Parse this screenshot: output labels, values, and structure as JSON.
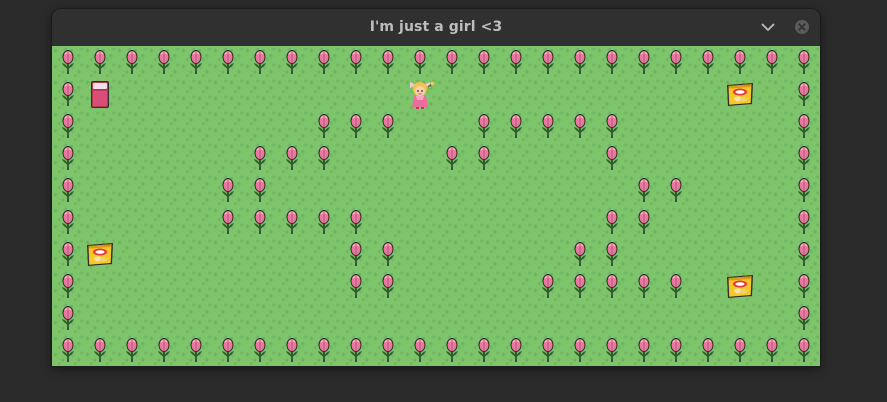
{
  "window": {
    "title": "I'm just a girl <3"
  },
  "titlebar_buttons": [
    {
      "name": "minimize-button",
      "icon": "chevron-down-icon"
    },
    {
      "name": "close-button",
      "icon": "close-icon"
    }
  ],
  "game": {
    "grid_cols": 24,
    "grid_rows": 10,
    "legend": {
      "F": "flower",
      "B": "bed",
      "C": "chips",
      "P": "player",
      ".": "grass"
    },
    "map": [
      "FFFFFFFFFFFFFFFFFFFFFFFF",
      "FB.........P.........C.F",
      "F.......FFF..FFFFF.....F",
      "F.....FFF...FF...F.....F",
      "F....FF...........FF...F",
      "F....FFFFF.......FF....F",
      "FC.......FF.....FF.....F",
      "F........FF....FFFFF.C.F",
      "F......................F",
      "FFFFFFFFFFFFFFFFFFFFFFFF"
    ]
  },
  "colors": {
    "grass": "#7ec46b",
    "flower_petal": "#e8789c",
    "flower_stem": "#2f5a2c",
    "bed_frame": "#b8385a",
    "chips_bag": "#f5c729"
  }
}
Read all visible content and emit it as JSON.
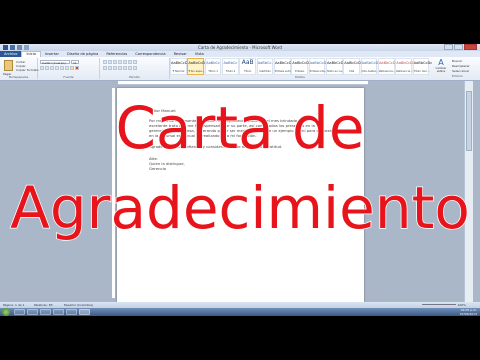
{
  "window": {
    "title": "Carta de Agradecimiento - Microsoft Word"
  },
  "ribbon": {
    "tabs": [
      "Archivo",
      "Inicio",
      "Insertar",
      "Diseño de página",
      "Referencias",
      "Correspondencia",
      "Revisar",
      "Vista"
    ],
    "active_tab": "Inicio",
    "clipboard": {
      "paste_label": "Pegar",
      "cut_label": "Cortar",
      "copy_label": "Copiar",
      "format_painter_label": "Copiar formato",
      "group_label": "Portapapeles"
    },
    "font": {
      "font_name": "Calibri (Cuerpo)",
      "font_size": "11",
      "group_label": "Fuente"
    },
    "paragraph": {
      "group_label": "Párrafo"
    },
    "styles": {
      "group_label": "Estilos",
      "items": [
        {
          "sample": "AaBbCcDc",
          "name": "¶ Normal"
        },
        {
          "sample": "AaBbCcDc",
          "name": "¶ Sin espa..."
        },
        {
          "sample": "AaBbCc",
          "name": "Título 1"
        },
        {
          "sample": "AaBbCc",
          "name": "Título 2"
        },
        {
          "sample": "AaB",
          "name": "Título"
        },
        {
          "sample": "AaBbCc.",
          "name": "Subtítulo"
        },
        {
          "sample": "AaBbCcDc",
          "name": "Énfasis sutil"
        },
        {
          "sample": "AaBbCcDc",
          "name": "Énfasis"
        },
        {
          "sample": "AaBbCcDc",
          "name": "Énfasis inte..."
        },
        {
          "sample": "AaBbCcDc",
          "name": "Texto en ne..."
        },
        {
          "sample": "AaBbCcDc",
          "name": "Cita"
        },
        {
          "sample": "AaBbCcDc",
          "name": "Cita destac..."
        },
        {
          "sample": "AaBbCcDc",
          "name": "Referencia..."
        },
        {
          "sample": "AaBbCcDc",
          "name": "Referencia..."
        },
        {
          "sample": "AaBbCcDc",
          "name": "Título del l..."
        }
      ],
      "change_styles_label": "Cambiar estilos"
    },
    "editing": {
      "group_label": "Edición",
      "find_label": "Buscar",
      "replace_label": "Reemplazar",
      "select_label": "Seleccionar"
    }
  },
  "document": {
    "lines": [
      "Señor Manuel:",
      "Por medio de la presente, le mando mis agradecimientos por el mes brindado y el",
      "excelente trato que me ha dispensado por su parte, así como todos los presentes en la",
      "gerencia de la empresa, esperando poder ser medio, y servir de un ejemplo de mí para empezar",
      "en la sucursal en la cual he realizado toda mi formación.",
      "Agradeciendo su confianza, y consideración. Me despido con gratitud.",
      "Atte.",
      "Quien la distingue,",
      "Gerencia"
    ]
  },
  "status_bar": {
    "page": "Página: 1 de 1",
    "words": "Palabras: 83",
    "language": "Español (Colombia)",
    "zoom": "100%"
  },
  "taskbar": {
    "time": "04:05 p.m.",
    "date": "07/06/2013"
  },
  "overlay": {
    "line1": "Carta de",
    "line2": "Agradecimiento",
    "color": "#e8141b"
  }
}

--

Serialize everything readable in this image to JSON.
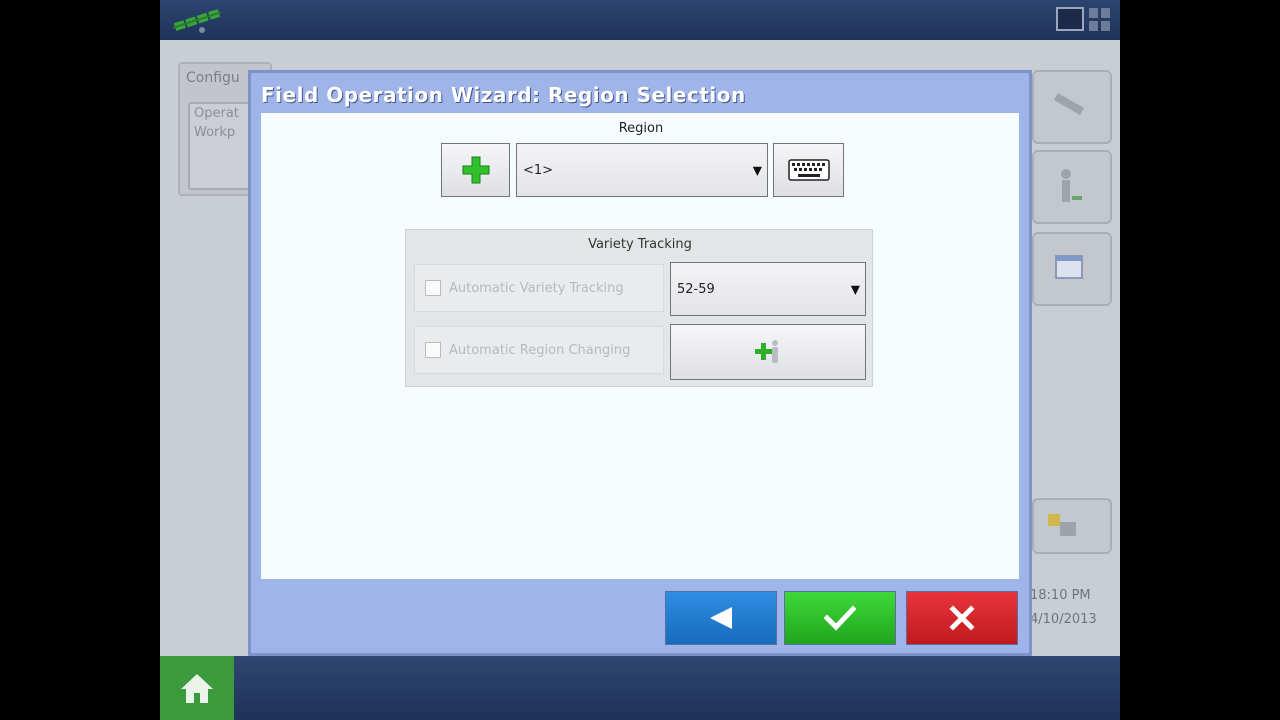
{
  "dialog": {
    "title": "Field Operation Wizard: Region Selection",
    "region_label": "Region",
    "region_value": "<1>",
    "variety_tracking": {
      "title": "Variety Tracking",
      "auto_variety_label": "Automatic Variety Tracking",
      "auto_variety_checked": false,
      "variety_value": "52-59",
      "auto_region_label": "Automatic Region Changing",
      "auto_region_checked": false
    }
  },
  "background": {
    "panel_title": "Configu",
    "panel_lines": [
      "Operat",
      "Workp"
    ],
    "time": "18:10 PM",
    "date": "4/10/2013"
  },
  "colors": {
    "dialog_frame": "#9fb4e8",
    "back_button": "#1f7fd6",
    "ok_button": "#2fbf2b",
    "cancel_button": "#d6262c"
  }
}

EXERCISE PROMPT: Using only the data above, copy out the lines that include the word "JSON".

ANSWER TO THIS TASK:
Parse this screenshot: output labels, values, and structure as JSON.
Read all visible content and emit it as JSON.
Serialize everything readable in this image to JSON.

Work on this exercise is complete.